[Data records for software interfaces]
==========

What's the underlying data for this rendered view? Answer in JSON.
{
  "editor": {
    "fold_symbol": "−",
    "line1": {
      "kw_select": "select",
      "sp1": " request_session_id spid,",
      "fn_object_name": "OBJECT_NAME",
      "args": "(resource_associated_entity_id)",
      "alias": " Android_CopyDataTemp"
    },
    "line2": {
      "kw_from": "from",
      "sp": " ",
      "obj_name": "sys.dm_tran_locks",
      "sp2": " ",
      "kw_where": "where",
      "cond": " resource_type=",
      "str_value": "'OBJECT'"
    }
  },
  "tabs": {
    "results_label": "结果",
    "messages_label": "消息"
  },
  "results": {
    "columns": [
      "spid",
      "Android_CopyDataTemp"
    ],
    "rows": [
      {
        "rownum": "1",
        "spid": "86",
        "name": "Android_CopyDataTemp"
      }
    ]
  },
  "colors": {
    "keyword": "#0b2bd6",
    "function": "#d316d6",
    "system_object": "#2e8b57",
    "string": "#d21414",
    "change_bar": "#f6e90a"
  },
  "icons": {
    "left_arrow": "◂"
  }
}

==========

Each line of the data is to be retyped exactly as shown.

What's the underlying data for this rendered view? Answer in JSON.
{
  "editor": {
    "fold_symbol": "−",
    "line1": {
      "kw_select": "select",
      "sp1": " request_session_id spid,",
      "fn_object_name": "OBJECT_NAME",
      "args": "(resource_associated_entity_id)",
      "alias": " Android_CopyDataTemp"
    },
    "line2": {
      "kw_from": "from",
      "sp": " ",
      "obj_name": "sys.dm_tran_locks",
      "sp2": " ",
      "kw_where": "where",
      "cond": " resource_type=",
      "str_value": "'OBJECT'"
    }
  },
  "tabs": {
    "results_label": "结果",
    "messages_label": "消息"
  },
  "results": {
    "columns": [
      "spid",
      "Android_CopyDataTemp"
    ],
    "rows": [
      {
        "rownum": "1",
        "spid": "86",
        "name": "Android_CopyDataTemp"
      }
    ]
  },
  "colors": {
    "keyword": "#0b2bd6",
    "function": "#d316d6",
    "system_object": "#2e8b57",
    "string": "#d21414",
    "change_bar": "#f6e90a"
  },
  "icons": {
    "left_arrow": "◂"
  }
}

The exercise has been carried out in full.